Considering we were at an alcohol addiction rehab center, there was certainly no alcohol...even at Christmas and New Years. So we had some fun with it and made some sparkling soda water with crushed frozen berries and fresh lime to be toasted on New Year's. It was interesting to experience these occasions without alcohol, with a diverse group of people, all in very different situations. It was definitely a great time and we managed to get up to some fun whilst we were there. We had a great day out kayaking at Byron Bay (and we even saw dolphins), every Thursday we would go as a group and play tennis on the local courts, one night one of the guest's father came around and taught us how to make authentic Indian dishes and another time I gave everyone a raw cooking class on how to make vegan protein balls.
Overall I feel that I had an enriching experience volunteering at the center. I was able to gain personal insight into the battles of addiction, and was lucky enough to be a part of the healing process, by teaching the guests daily yoga classes. Since alcohol addiction is synonymous with stress (Keyes, 2012), I feel that regularly practicing yoga is a really beneficial pathway to learning to manage and cope with stress, in a much more healthy and compassionate manner. For example, research supports that practicing yoga has as positive effect on the parasympathetic nervous system (which calms down the bodies stress response) and therefore decreases the likelihood of responding to adverse situations with stress (Kumar et al, 2015). Since drinking alcohol is highly associated with being used as a coping mechanism for stress (Sudraba et al, 2015), it would make perfect sense that decreasing stress levels (through yoga) may be likely to decrease the need to self-medicate stress with alcohol.
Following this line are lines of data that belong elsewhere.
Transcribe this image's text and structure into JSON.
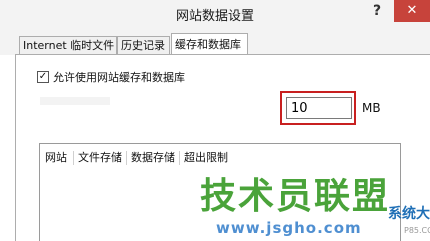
{
  "window": {
    "title": "网站数据设置",
    "help": "?",
    "close": "✕"
  },
  "tabs": [
    {
      "label": "Internet 临时文件",
      "active": false
    },
    {
      "label": "历史记录",
      "active": false
    },
    {
      "label": "缓存和数据库",
      "active": true
    }
  ],
  "cache": {
    "allow_checkbox": {
      "label": "允许使用网站缓存和数据库",
      "checked": true,
      "mark": "✓"
    },
    "size_value": "10",
    "size_unit": "MB"
  },
  "table": {
    "columns": [
      "网站",
      "文件存储",
      "数据存储",
      "超出限制"
    ]
  },
  "watermark": {
    "text": "技术员联盟",
    "url": "www.jsgho.com",
    "side": "系统大全",
    "mini": "P85.COM"
  },
  "colors": {
    "close_button": "#c7433b",
    "highlight_border": "#c82020",
    "watermark_green": "#4aa33a",
    "watermark_blue": "#4f8fd1"
  }
}
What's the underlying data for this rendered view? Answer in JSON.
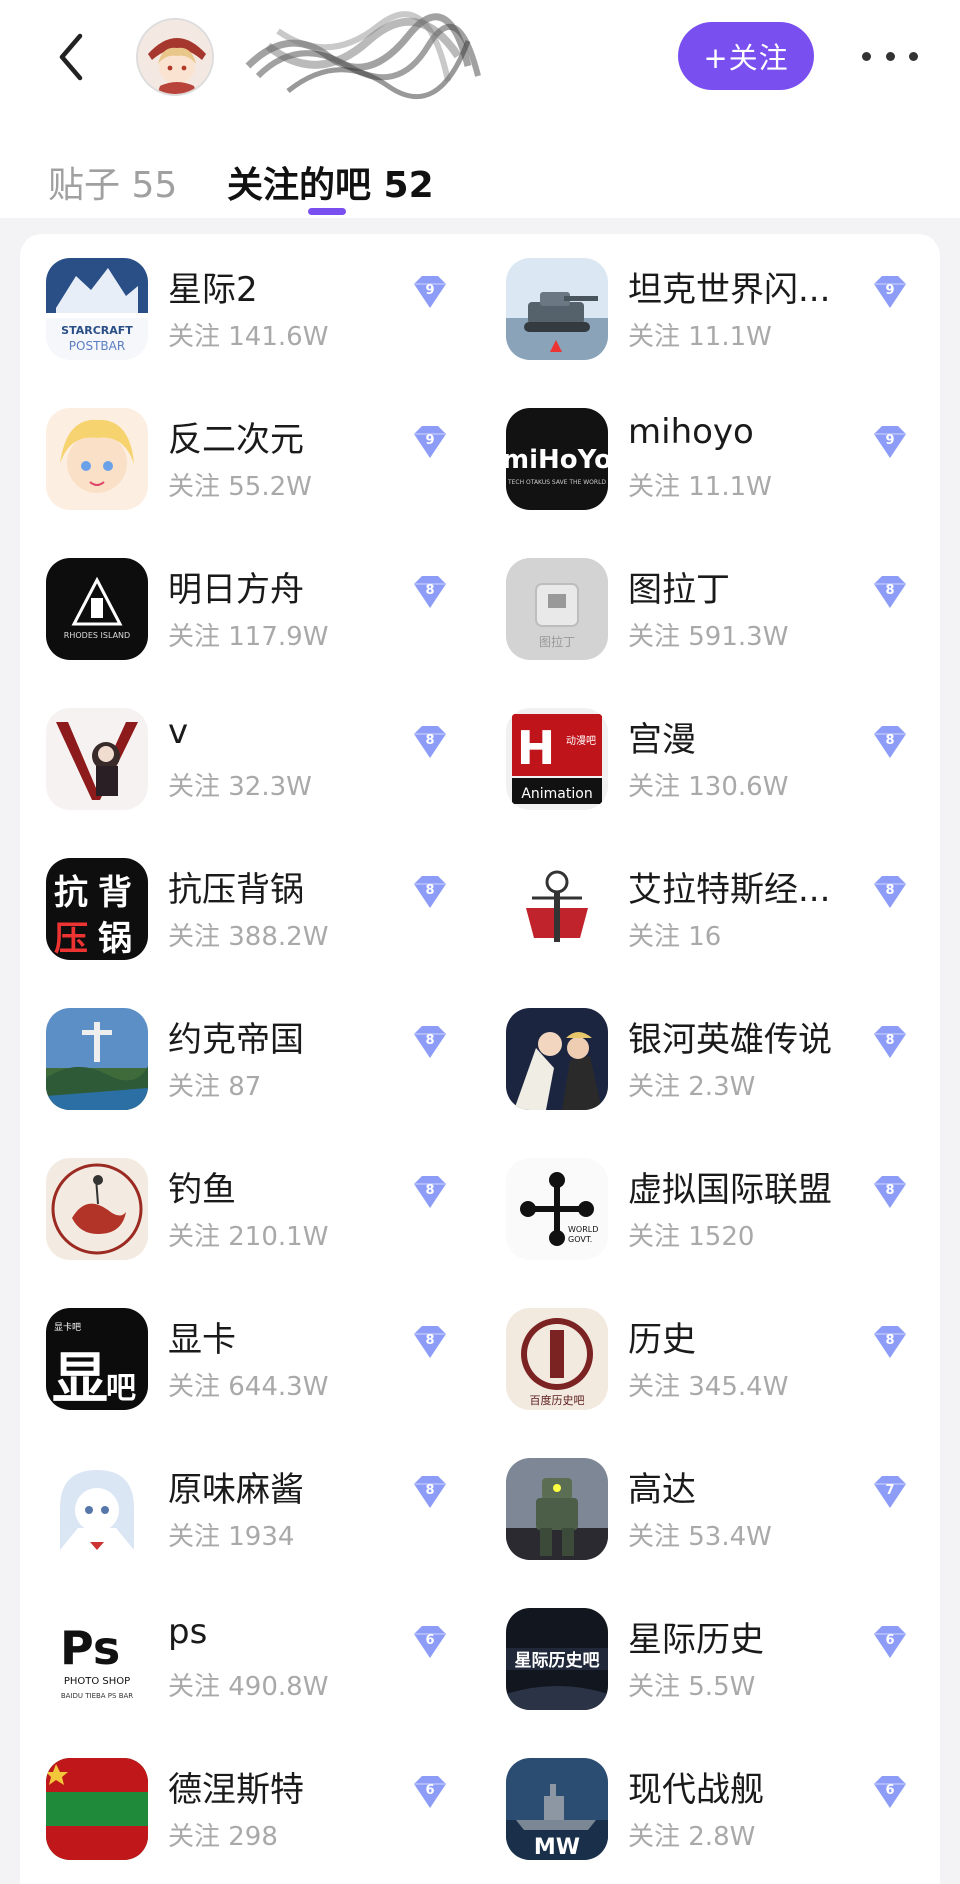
{
  "header": {
    "follow_label": "+关注",
    "back_icon": "chevron-left-icon",
    "more_icon": "more-horizontal-icon"
  },
  "tabs": {
    "posts_label": "贴子 55",
    "bars_label": "关注的吧 52"
  },
  "colors": {
    "accent": "#7a4ff0",
    "badge": "#8c9cf7",
    "meta_text": "#a9a9a9"
  },
  "forums": [
    {
      "name": "星际2",
      "followers": "关注 141.6W",
      "level": "9"
    },
    {
      "name": "坦克世界闪...",
      "followers": "关注 11.1W",
      "level": "9"
    },
    {
      "name": "反二次元",
      "followers": "关注 55.2W",
      "level": "9"
    },
    {
      "name": "mihoyo",
      "followers": "关注 11.1W",
      "level": "9"
    },
    {
      "name": "明日方舟",
      "followers": "关注 117.9W",
      "level": "8"
    },
    {
      "name": "图拉丁",
      "followers": "关注 591.3W",
      "level": "8"
    },
    {
      "name": "v",
      "followers": "关注 32.3W",
      "level": "8"
    },
    {
      "name": "宫漫",
      "followers": "关注 130.6W",
      "level": "8"
    },
    {
      "name": "抗压背锅",
      "followers": "关注 388.2W",
      "level": "8"
    },
    {
      "name": "艾拉特斯经...",
      "followers": "关注 16",
      "level": "8"
    },
    {
      "name": "约克帝国",
      "followers": "关注 87",
      "level": "8"
    },
    {
      "name": "银河英雄传说",
      "followers": "关注 2.3W",
      "level": "8"
    },
    {
      "name": "钓鱼",
      "followers": "关注 210.1W",
      "level": "8"
    },
    {
      "name": "虚拟国际联盟",
      "followers": "关注 1520",
      "level": "8"
    },
    {
      "name": "显卡",
      "followers": "关注 644.3W",
      "level": "8"
    },
    {
      "name": "历史",
      "followers": "关注 345.4W",
      "level": "8"
    },
    {
      "name": "原味麻酱",
      "followers": "关注 1934",
      "level": "8"
    },
    {
      "name": "高达",
      "followers": "关注 53.4W",
      "level": "7"
    },
    {
      "name": "ps",
      "followers": "关注 490.8W",
      "level": "6"
    },
    {
      "name": "星际历史",
      "followers": "关注 5.5W",
      "level": "6"
    },
    {
      "name": "德涅斯特",
      "followers": "关注 298",
      "level": "6"
    },
    {
      "name": "现代战舰",
      "followers": "关注 2.8W",
      "level": "6"
    }
  ]
}
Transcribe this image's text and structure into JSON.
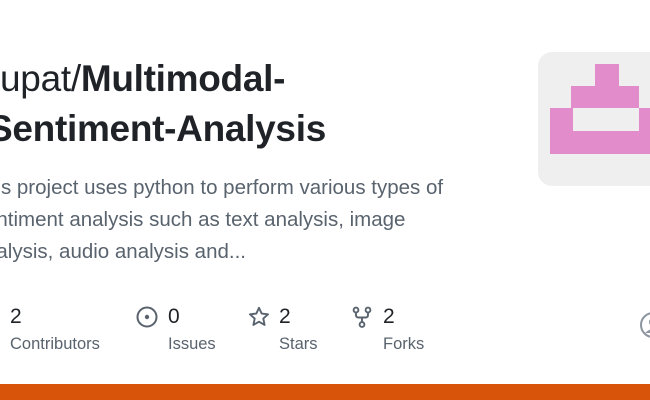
{
  "repo": {
    "owner_prefix": "rupat/",
    "name_line1": "Multimodal-",
    "name_line2": "Sentiment-Analysis"
  },
  "description": {
    "line1": "his project uses python to perform various types of",
    "line2": "entiment analysis such as text analysis, image",
    "line3": "nalysis, audio analysis and..."
  },
  "stats": {
    "contributors": {
      "count": "2",
      "label": "Contributors"
    },
    "issues": {
      "count": "0",
      "label": "Issues",
      "icon": "issue-opened-icon"
    },
    "stars": {
      "count": "2",
      "label": "Stars",
      "icon": "star-icon"
    },
    "forks": {
      "count": "2",
      "label": "Forks",
      "icon": "repo-forked-icon"
    }
  },
  "colors": {
    "title": "#1f2328",
    "muted": "#59636e",
    "avatar_bg": "#efefef",
    "identicon": "#e28ccc",
    "bottom_bar": "#d9540b"
  }
}
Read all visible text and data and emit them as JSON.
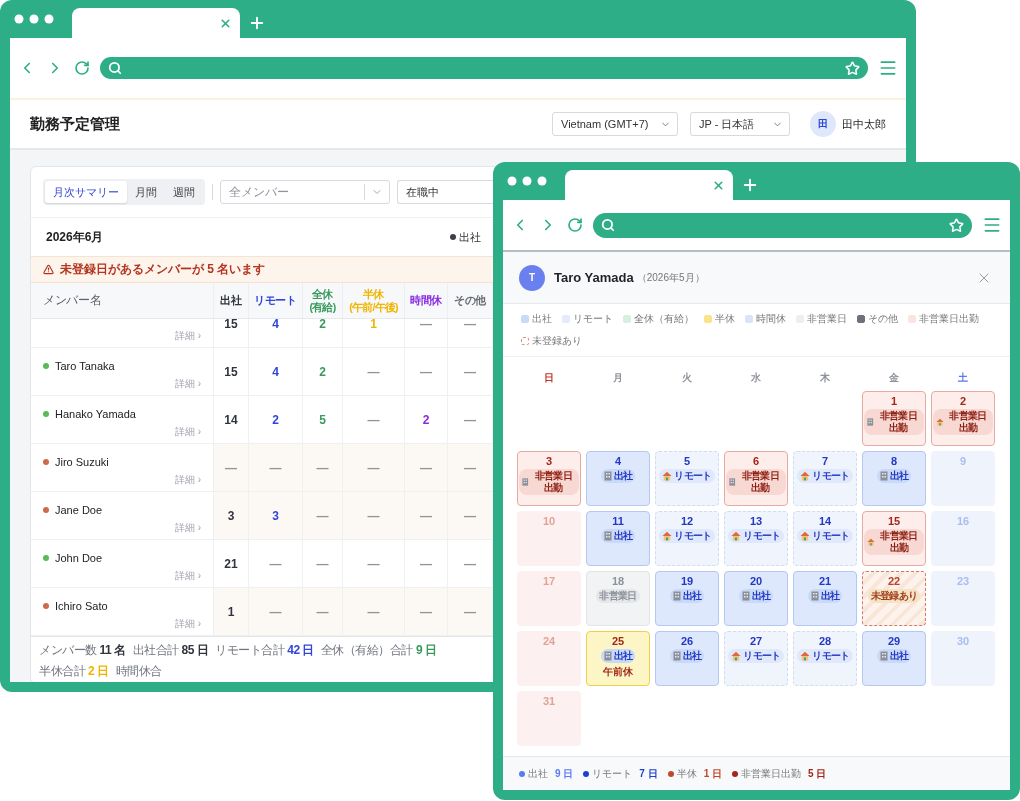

I'm so grateful for the time I was able to spend volunteering at the center, as it's really allowed me to build compassion and understanding for those suffering with alcoholism. I would really recommend that everyone has some experience with volunteering, as it allows you to gain a valuable and meaningful understanding of others. It was also a wonderful experience to live and be apart of a sustainable community, where everyone contributes their fair share of work (whether that was gardening, teaching yoga classes, cooking or cleaning). I definitely look forward to engaging in more volunteer work in the future.
Concerned about someone?
If you are concerned about someone who you think may be experiencing signs of alcohol dependency, do not fear as there are plenty of services and help lines available.
- Significant hangovers, and increase in time needed to recover from after-effects of alcohol use
- Increased amount of alcohol consumed because of increased tolerance; or, decrease in the effects of alcohol use without substantial increases in the amount consumed
- Reduced attention to personal and professional responsibilities
- Acknowledgement of side effects of medical complications from alcoholism
- Repeated unsuccessful efforts to reduce alcohol consumption
- Withdrawal symptoms (tremors, sweating, agitation/anxiety, insomnia, vomiting, seizures and hallucinations) when unable to consume alcohol
- Drink Aware (full list of UK services)
- Al-Anon (offers support to families and friends of problem drinkers. Confidential helpline: 0207 4030888)
- Talk To Frank (national drug awareness for young people and parents. Helpline: 0300 123 6600)
- NHS Choices (advice and info on alcohol and treatment)
- National Association for Children of Alcoholics (Free helpline: 0800 358 3456)